Occasionally heath develops on limestone where a thin layer of windblown sand allows heather to flourish next to lime-loving plants such as dropwort and salad burnet. These are “semi-natural” habitats, requiring human intervention to persist in the long term - the only truly natural types of heathland are montane and maritime heath. Montane heath is found at high altitudes (above about 700m), where exposure prevents the development of taller shrubs or trees and maritime heath is found on cliff tops, particularly on the Atlantic coast, where strong, salty sea winds keep the vegetation clipped short.
The demise of heathland and hope for the future
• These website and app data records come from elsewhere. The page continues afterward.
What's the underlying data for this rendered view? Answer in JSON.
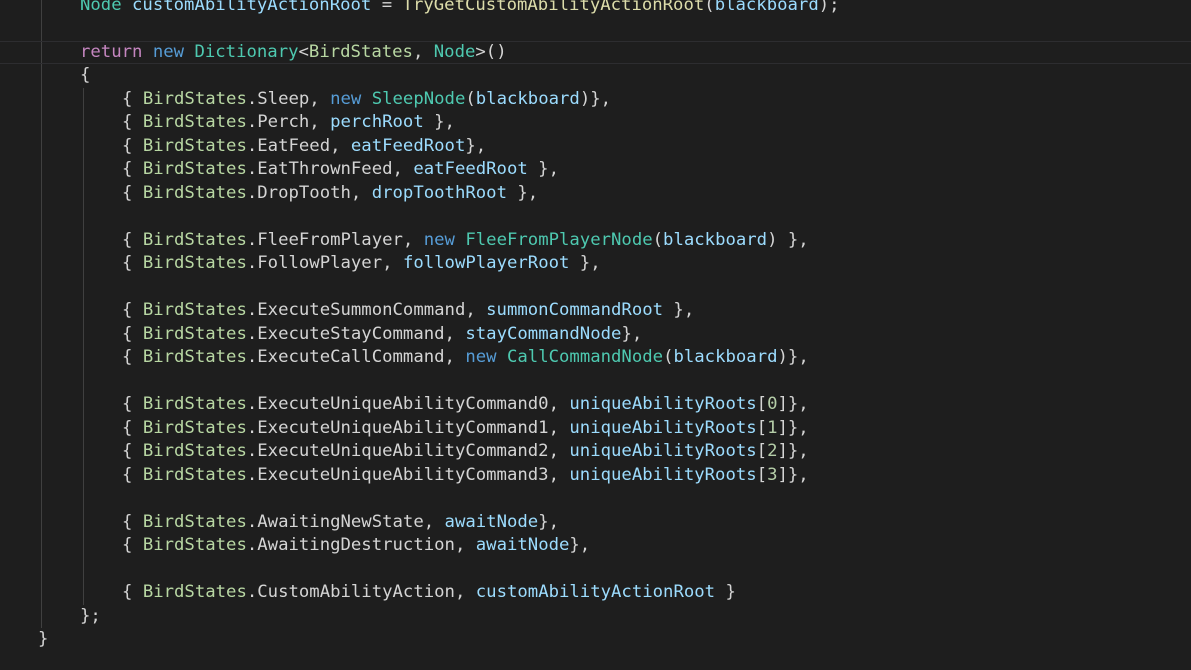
{
  "editor": {
    "language": "csharp",
    "theme_colors": {
      "background": "#1e1e1e",
      "keyword": "#569cd6",
      "control_keyword": "#c586c0",
      "type": "#4ec9b0",
      "enum_member": "#b8d7a3",
      "variable": "#9cdcfe",
      "function": "#dcdcaa",
      "number": "#b5cea8",
      "text": "#d4d4d4"
    },
    "current_line_index": 2,
    "lines": [
      {
        "indent": 2,
        "tokens": [
          {
            "t": "Node",
            "c": "type"
          },
          {
            "t": " ",
            "c": "plain"
          },
          {
            "t": "customAbilityActionRoot",
            "c": "var"
          },
          {
            "t": " = ",
            "c": "plain"
          },
          {
            "t": "TryGetCustomAbilityActionRoot",
            "c": "fn"
          },
          {
            "t": "(",
            "c": "plain"
          },
          {
            "t": "blackboard",
            "c": "var"
          },
          {
            "t": ");",
            "c": "plain"
          }
        ]
      },
      {
        "indent": 0,
        "tokens": []
      },
      {
        "indent": 2,
        "tokens": [
          {
            "t": "return",
            "c": "ctl"
          },
          {
            "t": " ",
            "c": "plain"
          },
          {
            "t": "new",
            "c": "kw"
          },
          {
            "t": " ",
            "c": "plain"
          },
          {
            "t": "Dictionary",
            "c": "type"
          },
          {
            "t": "<",
            "c": "plain"
          },
          {
            "t": "BirdStates",
            "c": "enum"
          },
          {
            "t": ", ",
            "c": "plain"
          },
          {
            "t": "Node",
            "c": "type"
          },
          {
            "t": ">()",
            "c": "plain"
          }
        ]
      },
      {
        "indent": 2,
        "tokens": [
          {
            "t": "{",
            "c": "plain"
          }
        ]
      },
      {
        "indent": 3,
        "tokens": [
          {
            "t": "{ ",
            "c": "plain"
          },
          {
            "t": "BirdStates",
            "c": "enum"
          },
          {
            "t": ".Sleep, ",
            "c": "plain"
          },
          {
            "t": "new",
            "c": "kw"
          },
          {
            "t": " ",
            "c": "plain"
          },
          {
            "t": "SleepNode",
            "c": "type"
          },
          {
            "t": "(",
            "c": "plain"
          },
          {
            "t": "blackboard",
            "c": "var"
          },
          {
            "t": ")},",
            "c": "plain"
          }
        ]
      },
      {
        "indent": 3,
        "tokens": [
          {
            "t": "{ ",
            "c": "plain"
          },
          {
            "t": "BirdStates",
            "c": "enum"
          },
          {
            "t": ".Perch, ",
            "c": "plain"
          },
          {
            "t": "perchRoot",
            "c": "var"
          },
          {
            "t": " },",
            "c": "plain"
          }
        ]
      },
      {
        "indent": 3,
        "tokens": [
          {
            "t": "{ ",
            "c": "plain"
          },
          {
            "t": "BirdStates",
            "c": "enum"
          },
          {
            "t": ".EatFeed, ",
            "c": "plain"
          },
          {
            "t": "eatFeedRoot",
            "c": "var"
          },
          {
            "t": "},",
            "c": "plain"
          }
        ]
      },
      {
        "indent": 3,
        "tokens": [
          {
            "t": "{ ",
            "c": "plain"
          },
          {
            "t": "BirdStates",
            "c": "enum"
          },
          {
            "t": ".EatThrownFeed, ",
            "c": "plain"
          },
          {
            "t": "eatFeedRoot",
            "c": "var"
          },
          {
            "t": " },",
            "c": "plain"
          }
        ]
      },
      {
        "indent": 3,
        "tokens": [
          {
            "t": "{ ",
            "c": "plain"
          },
          {
            "t": "BirdStates",
            "c": "enum"
          },
          {
            "t": ".DropTooth, ",
            "c": "plain"
          },
          {
            "t": "dropToothRoot",
            "c": "var"
          },
          {
            "t": " },",
            "c": "plain"
          }
        ]
      },
      {
        "indent": 0,
        "tokens": []
      },
      {
        "indent": 3,
        "tokens": [
          {
            "t": "{ ",
            "c": "plain"
          },
          {
            "t": "BirdStates",
            "c": "enum"
          },
          {
            "t": ".FleeFromPlayer, ",
            "c": "plain"
          },
          {
            "t": "new",
            "c": "kw"
          },
          {
            "t": " ",
            "c": "plain"
          },
          {
            "t": "FleeFromPlayerNode",
            "c": "type"
          },
          {
            "t": "(",
            "c": "plain"
          },
          {
            "t": "blackboard",
            "c": "var"
          },
          {
            "t": ") },",
            "c": "plain"
          }
        ]
      },
      {
        "indent": 3,
        "tokens": [
          {
            "t": "{ ",
            "c": "plain"
          },
          {
            "t": "BirdStates",
            "c": "enum"
          },
          {
            "t": ".FollowPlayer, ",
            "c": "plain"
          },
          {
            "t": "followPlayerRoot",
            "c": "var"
          },
          {
            "t": " },",
            "c": "plain"
          }
        ]
      },
      {
        "indent": 0,
        "tokens": []
      },
      {
        "indent": 3,
        "tokens": [
          {
            "t": "{ ",
            "c": "plain"
          },
          {
            "t": "BirdStates",
            "c": "enum"
          },
          {
            "t": ".ExecuteSummonCommand, ",
            "c": "plain"
          },
          {
            "t": "summonCommandRoot",
            "c": "var"
          },
          {
            "t": " },",
            "c": "plain"
          }
        ]
      },
      {
        "indent": 3,
        "tokens": [
          {
            "t": "{ ",
            "c": "plain"
          },
          {
            "t": "BirdStates",
            "c": "enum"
          },
          {
            "t": ".ExecuteStayCommand, ",
            "c": "plain"
          },
          {
            "t": "stayCommandNode",
            "c": "var"
          },
          {
            "t": "},",
            "c": "plain"
          }
        ]
      },
      {
        "indent": 3,
        "tokens": [
          {
            "t": "{ ",
            "c": "plain"
          },
          {
            "t": "BirdStates",
            "c": "enum"
          },
          {
            "t": ".ExecuteCallCommand, ",
            "c": "plain"
          },
          {
            "t": "new",
            "c": "kw"
          },
          {
            "t": " ",
            "c": "plain"
          },
          {
            "t": "CallCommandNode",
            "c": "type"
          },
          {
            "t": "(",
            "c": "plain"
          },
          {
            "t": "blackboard",
            "c": "var"
          },
          {
            "t": ")},",
            "c": "plain"
          }
        ]
      },
      {
        "indent": 0,
        "tokens": []
      },
      {
        "indent": 3,
        "tokens": [
          {
            "t": "{ ",
            "c": "plain"
          },
          {
            "t": "BirdStates",
            "c": "enum"
          },
          {
            "t": ".ExecuteUniqueAbilityCommand0, ",
            "c": "plain"
          },
          {
            "t": "uniqueAbilityRoots",
            "c": "var"
          },
          {
            "t": "[",
            "c": "plain"
          },
          {
            "t": "0",
            "c": "num"
          },
          {
            "t": "]},",
            "c": "plain"
          }
        ]
      },
      {
        "indent": 3,
        "tokens": [
          {
            "t": "{ ",
            "c": "plain"
          },
          {
            "t": "BirdStates",
            "c": "enum"
          },
          {
            "t": ".ExecuteUniqueAbilityCommand1, ",
            "c": "plain"
          },
          {
            "t": "uniqueAbilityRoots",
            "c": "var"
          },
          {
            "t": "[",
            "c": "plain"
          },
          {
            "t": "1",
            "c": "num"
          },
          {
            "t": "]},",
            "c": "plain"
          }
        ]
      },
      {
        "indent": 3,
        "tokens": [
          {
            "t": "{ ",
            "c": "plain"
          },
          {
            "t": "BirdStates",
            "c": "enum"
          },
          {
            "t": ".ExecuteUniqueAbilityCommand2, ",
            "c": "plain"
          },
          {
            "t": "uniqueAbilityRoots",
            "c": "var"
          },
          {
            "t": "[",
            "c": "plain"
          },
          {
            "t": "2",
            "c": "num"
          },
          {
            "t": "]},",
            "c": "plain"
          }
        ]
      },
      {
        "indent": 3,
        "tokens": [
          {
            "t": "{ ",
            "c": "plain"
          },
          {
            "t": "BirdStates",
            "c": "enum"
          },
          {
            "t": ".ExecuteUniqueAbilityCommand3, ",
            "c": "plain"
          },
          {
            "t": "uniqueAbilityRoots",
            "c": "var"
          },
          {
            "t": "[",
            "c": "plain"
          },
          {
            "t": "3",
            "c": "num"
          },
          {
            "t": "]},",
            "c": "plain"
          }
        ]
      },
      {
        "indent": 0,
        "tokens": []
      },
      {
        "indent": 3,
        "tokens": [
          {
            "t": "{ ",
            "c": "plain"
          },
          {
            "t": "BirdStates",
            "c": "enum"
          },
          {
            "t": ".AwaitingNewState, ",
            "c": "plain"
          },
          {
            "t": "awaitNode",
            "c": "var"
          },
          {
            "t": "},",
            "c": "plain"
          }
        ]
      },
      {
        "indent": 3,
        "tokens": [
          {
            "t": "{ ",
            "c": "plain"
          },
          {
            "t": "BirdStates",
            "c": "enum"
          },
          {
            "t": ".AwaitingDestruction, ",
            "c": "plain"
          },
          {
            "t": "awaitNode",
            "c": "var"
          },
          {
            "t": "},",
            "c": "plain"
          }
        ]
      },
      {
        "indent": 0,
        "tokens": []
      },
      {
        "indent": 3,
        "tokens": [
          {
            "t": "{ ",
            "c": "plain"
          },
          {
            "t": "BirdStates",
            "c": "enum"
          },
          {
            "t": ".CustomAbilityAction, ",
            "c": "plain"
          },
          {
            "t": "customAbilityActionRoot",
            "c": "var"
          },
          {
            "t": " }",
            "c": "plain"
          }
        ]
      },
      {
        "indent": 2,
        "tokens": [
          {
            "t": "};",
            "c": "plain"
          }
        ]
      },
      {
        "indent": 1,
        "tokens": [
          {
            "t": "}",
            "c": "plain"
          }
        ]
      }
    ]
  }
}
In the lowlands, the decline in the value of heathland to the local rural economy resulted in the link between heathland and more fertile farmland being lost leading to fragmentation, abandonment and conversion to other uses. Around 85% of heathland has been lost over the past 150 years (particularly during the second part of the 20th century) through agricultural ‘improvement’, afforestation with conifers and development. The relatively small parcels of fragmented habitat left fell out of use and natural succession (often aided by wind-blown seed from nearby plantations) led to the development of secondary woodland, with the loss of many specialist heathland species. Since then, conservation programmes have sought to reverse the decline of heathlands through appropriate management and restoration. Today heathlands are no longer seen simply as wasteland and are valued for their wildlife and cultural history. They are also appreciated as open space for recreation – although this can bring its own challenges, particularly where development has brought towns and villages closer to heathland.
In the uplands, the story was different. Moorlands retained close links with agriculture, but the change from mixed farming to sheep-rearing from the mid-18th century onwards initiated the over-management of upland heathland that we are still struggling with today. In the Highlands, the communities that had played a fundamental role in maintaining the cultural landscape were brutally restructured as landlords sought to maximise gain from sheep farming. Priorities again shifted with the rise of shooting estates in the 19th century and an increase in burning and grazing drove the large-scale conversion of heathland to impoverished grassland, a problem exacerbated in the late 20th century by the way agricultural subsidies were allotted. Also in the 20th century, forestry and financial incentives led to the loss of huge areas of moorland and blanket bog to forestry.
In recent decades, conservation efforts have done much to reverse the fortunes of heathland. Direct loss through development, “improvement” and afforestation have been halted. Restoration projects have increased the area of heathland and arrested succession to secondary woodland. Livestock grazing is once again a common sight on larger heathlands, and focussed management seeks to replicate past use and bring many heathland rarities back from the brink of extinction. However, the challenge of how to secure a sustainable future for heathland through reintegration into local communities remains.
How you can help
Across the UK The Wildlife Trusts are working to restore this balance and protect our heaths by clearing encroaching scrub, reinstating grazing regimes and reseeding heathers. We are also campaigning for protection from development and encouraging local people not to disturb ground-nesting birds. This work is vital if our rare heathland wildlife is to survive.
The Wildlife Trusts manage many heathland habitats for the benefit of wildlife; by volunteering for your local Trust you can help too, and you'll make new friends and learn new skills along the way.